Wong, Rebecca Wing Yee. The illegal wildlife trade in China: understanding the distribution networks. Palgrave Macmillan, 2019. 170p bibl index ISBN 9783030136659, $84.99; ISBN 9783030136666 ebook, $64.99.

This work of green criminology provides an engaging ethnography of the illegal wildlife trade in China, probing wildlife trafficking as it mirrors and differs from other forms of organized criminal behavior. The text considers the different stages of the illegal trade in animal parts and food consumables and the various actors who navigate the legal regime. Wong (City University of Hong Kong) engages in some discussion of the global legal framework governing the trade but focuses more on the commercial practices of poaching, smuggling, and selling the relevant products, unveiling processes and relationships that enable the flow of goods and the emergence of criminal networks.

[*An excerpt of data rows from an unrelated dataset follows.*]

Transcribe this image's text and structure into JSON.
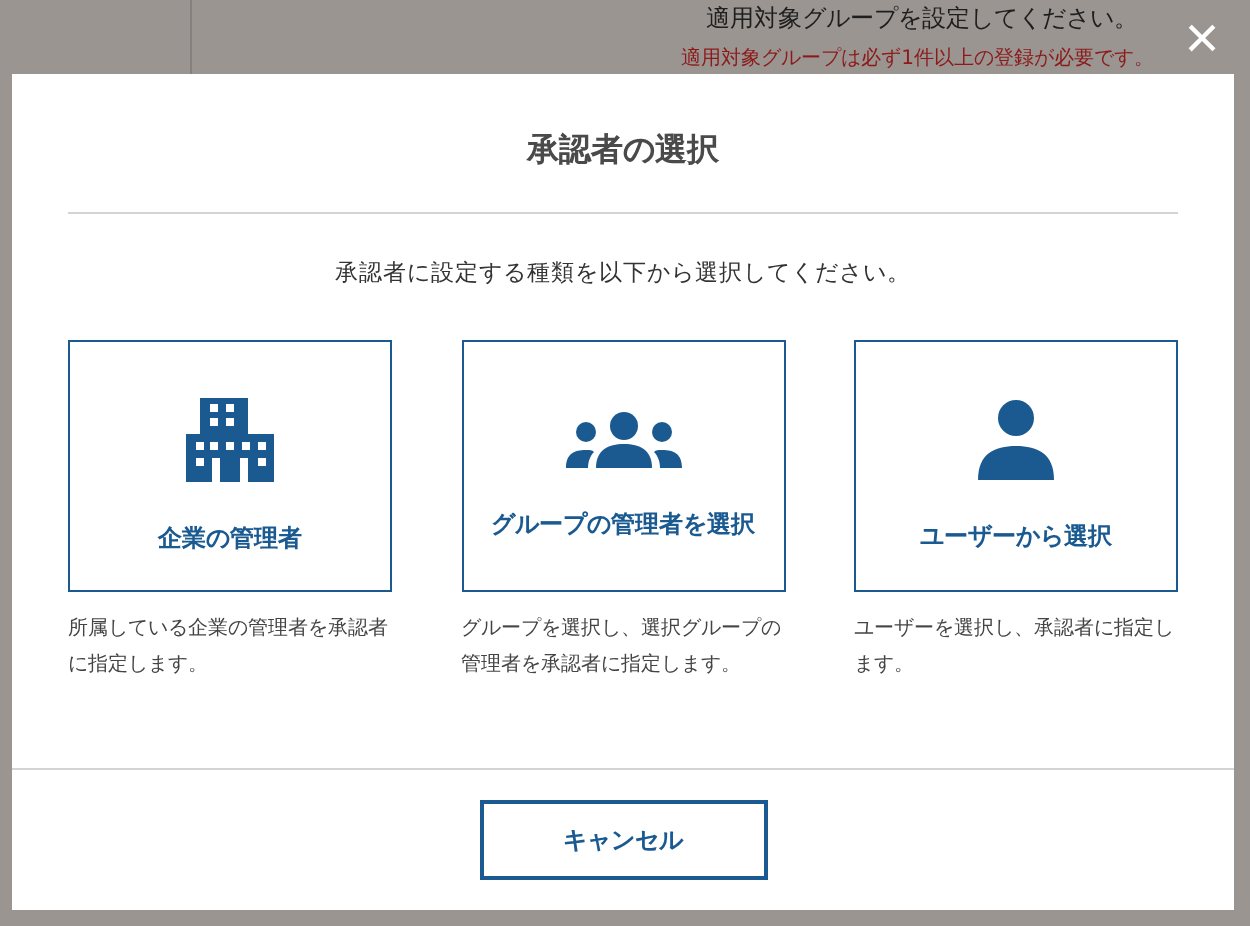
{
  "background": {
    "hint": "適用対象グループを設定してください。",
    "error": "適用対象グループは必ず1件以上の登録が必要です。"
  },
  "dialog": {
    "close": "×",
    "title": "承認者の選択",
    "instruction": "承認者に設定する種類を以下から選択してください。",
    "options": [
      {
        "kind": "company",
        "label": "企業の管理者",
        "description": "所属している企業の管理者を承認者に指定します。"
      },
      {
        "kind": "group",
        "label": "グループの管理者を選択",
        "description": "グループを選択し、選択グループの管理者を承認者に指定します。"
      },
      {
        "kind": "user",
        "label": "ユーザーから選択",
        "description": "ユーザーを選択し、承認者に指定します。"
      }
    ],
    "cancel": "キャンセル"
  }
}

The author’s interviews reveal a complex enterprise highly reliant on relationships of trust, both in terms of those profiting from and those consuming the products. In addition, the circulation of wild animals as consumer goods demonstrates the creation of a market generated in part by the goods’ illegal status, which boosts their value. The ethnographic detail, described in transparent terms, offers a rare and valuable sociological snapshot of the trade but provides less insight into some of the broader political, social, and economic factors shaping the trade. Summing Up: Highly recommended. General readers through faculty; professionals. —C. E. Rasmussen, University of Delaware

Young, Ken. Super bomb: organizational conflict and the development of the hydrogen bomb, by Ken Young and Warner R. Schilling. Cornell, 2020 (c2019). 221p bibl index ISBN 9781501745164, $39.95; ISBN 9781501745188 ebook, $19.99.

In Super Bomb, Young and Schilling (both now deceased) analyze Harry S. Truman’s fateful decision on January 31, 1950, to pursue the hydrogen bomb, colloquially “the super,” and that policy’s momentous consequences. The authors deftly illustrate that conflict existed on multiple levels, not only in the international arena between the US and Soviet Union but also on the US domestic stage among the various institutions and individuals involved, including the White House, Congress, the Pentagon, and the Atomic Energy Commission, and among such notable personalities as David Lilienthal, Brien McMahon, Curtis LeMay, and J. Robert Oppenheimer. The resulting contentious debates, both public and private, revealed clashing perspectives regarding appropriate roles of the various US military services, especially the Air Force and its Strategic Air Command. Super Bomb is well written, cogently argued, and deeply researched. The narrative is supported with robust archival materials and illuminating contemporaneous interviews with myriad policy makers, scientists, and officers who personally witnessed—and in many cases influenced—this critical episode. Summing Up: Highly recommended. Upper-division undergraduates through faculty; professionals; general readers. —W. A. Taylor, Angelo State University